§ **Work instructions**
All entries must be repeated exactly. No picture should appear in the result.

=-=-=

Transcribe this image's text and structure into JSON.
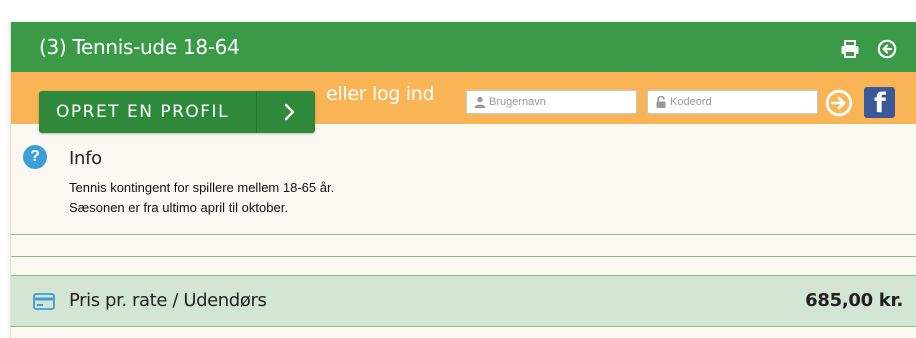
{
  "header": {
    "title": "(3) Tennis-ude 18-64",
    "icons": {
      "print": "print-icon",
      "back": "back-circle-icon"
    }
  },
  "login": {
    "create_profile_label": "OPRET EN PROFIL",
    "or_login_label": "eller log ind",
    "username_placeholder": "Brugernavn",
    "password_placeholder": "Kodeord",
    "icons": {
      "go": "arrow-right-circle-icon",
      "facebook": "facebook-icon"
    }
  },
  "info": {
    "title": "Info",
    "lines": [
      "Tennis kontingent for spillere mellem 18-65 år.",
      "Sæsonen er fra ultimo april til oktober."
    ]
  },
  "price": {
    "label": "Pris pr. rate / Udendørs",
    "value": "685,00 kr."
  },
  "colors": {
    "header_green": "#3a9a48",
    "login_orange": "#f8b455",
    "button_green": "#2e8a3a",
    "info_blue": "#3c9fd9",
    "price_row_bg": "#d3e5d3",
    "facebook_blue": "#3b5998"
  }
}
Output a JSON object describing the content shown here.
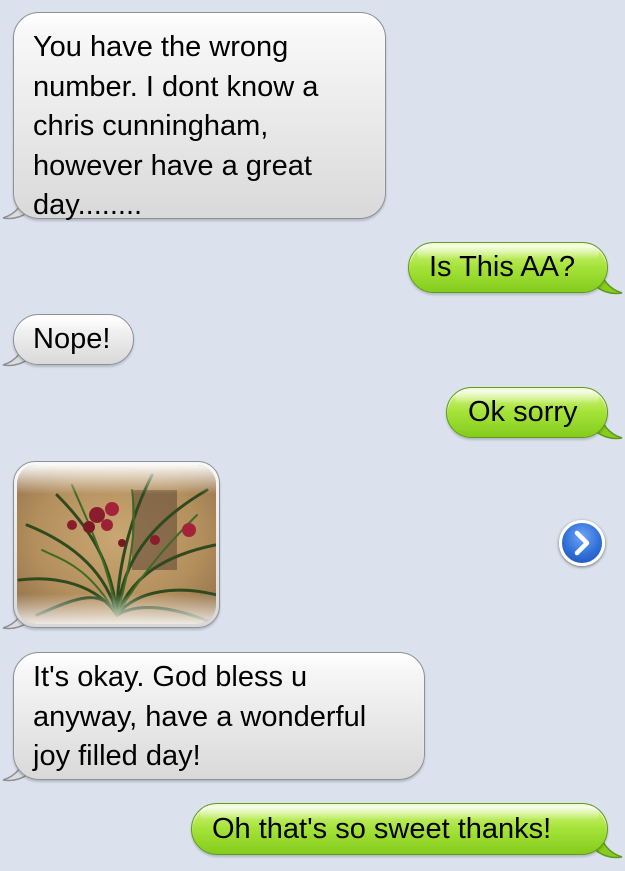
{
  "conversation": {
    "messages": [
      {
        "direction": "received",
        "type": "text",
        "text": "You have the wrong\nnumber.  I dont know a\nchris cunningham,\nhowever have a great\nday........"
      },
      {
        "direction": "sent",
        "type": "text",
        "text": "Is This AA?"
      },
      {
        "direction": "received",
        "type": "text",
        "text": "Nope!"
      },
      {
        "direction": "sent",
        "type": "text",
        "text": "Ok sorry"
      },
      {
        "direction": "received",
        "type": "image",
        "image_subject": "flowers-photo",
        "action_icon": "blue-disclosure-arrow-icon"
      },
      {
        "direction": "received",
        "type": "text",
        "text": "It's okay.  God bless u\nanyway, have a wonderful\njoy filled day!"
      },
      {
        "direction": "sent",
        "type": "text",
        "text": "Oh that's so sweet thanks!"
      }
    ]
  },
  "colors": {
    "background": "#dbe2ed",
    "received_bubble": "#e6e6e6",
    "sent_bubble": "#a6e33a",
    "disclosure_button": "#2f6fd8"
  }
}
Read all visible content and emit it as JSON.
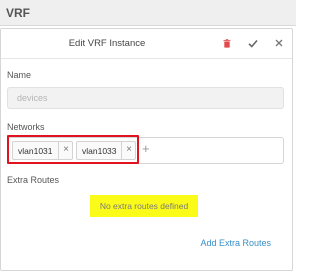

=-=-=

§ **Response to the exercise**
Transcribe this image's text and structure into JSON.
{
  "header": {
    "title": "(3) Tennis-ude 18-64",
    "icons": {
      "print": "print-icon",
      "back": "back-circle-icon"
    }
  },
  "login": {
    "create_profile_label": "OPRET EN PROFIL",
    "or_login_label": "eller log ind",
    "username_placeholder": "Brugernavn",
    "password_placeholder": "Kodeord",
    "icons": {
      "go": "arrow-right-circle-icon",
      "facebook": "facebook-icon"
    }
  },
  "info": {
    "title": "Info",
    "lines": [
      "Tennis kontingent for spillere mellem 18-65 år.",
      "Sæsonen er fra ultimo april til oktober."
    ]
  },
  "price": {
    "label": "Pris pr. rate / Udendørs",
    "value": "685,00 kr."
  },
  "colors": {
    "header_green": "#3a9a48",
    "login_orange": "#f8b455",
    "button_green": "#2e8a3a",
    "info_blue": "#3c9fd9",
    "price_row_bg": "#d3e5d3",
    "facebook_blue": "#3b5998"
  }
}
Output a JSON object describing the content shown here.
{
  "conversation": {
    "messages": [
      {
        "direction": "received",
        "type": "text",
        "text": "You have the wrong\nnumber.  I dont know a\nchris cunningham,\nhowever have a great\nday........"
      },
      {
        "direction": "sent",
        "type": "text",
        "text": "Is This AA?"
      },
      {
        "direction": "received",
        "type": "text",
        "text": "Nope!"
      },
      {
        "direction": "sent",
        "type": "text",
        "text": "Ok sorry"
      },
      {
        "direction": "received",
        "type": "image",
        "image_subject": "flowers-photo",
        "action_icon": "blue-disclosure-arrow-icon"
      },
      {
        "direction": "received",
        "type": "text",
        "text": "It's okay.  God bless u\nanyway, have a wonderful\njoy filled day!"
      },
      {
        "direction": "sent",
        "type": "text",
        "text": "Oh that's so sweet thanks!"
      }
    ]
  },
  "colors": {
    "background": "#dbe2ed",
    "received_bubble": "#e6e6e6",
    "sent_bubble": "#a6e33a",
    "disclosure_button": "#2f6fd8"
  }
}
Read all visible content and emit it as JSON.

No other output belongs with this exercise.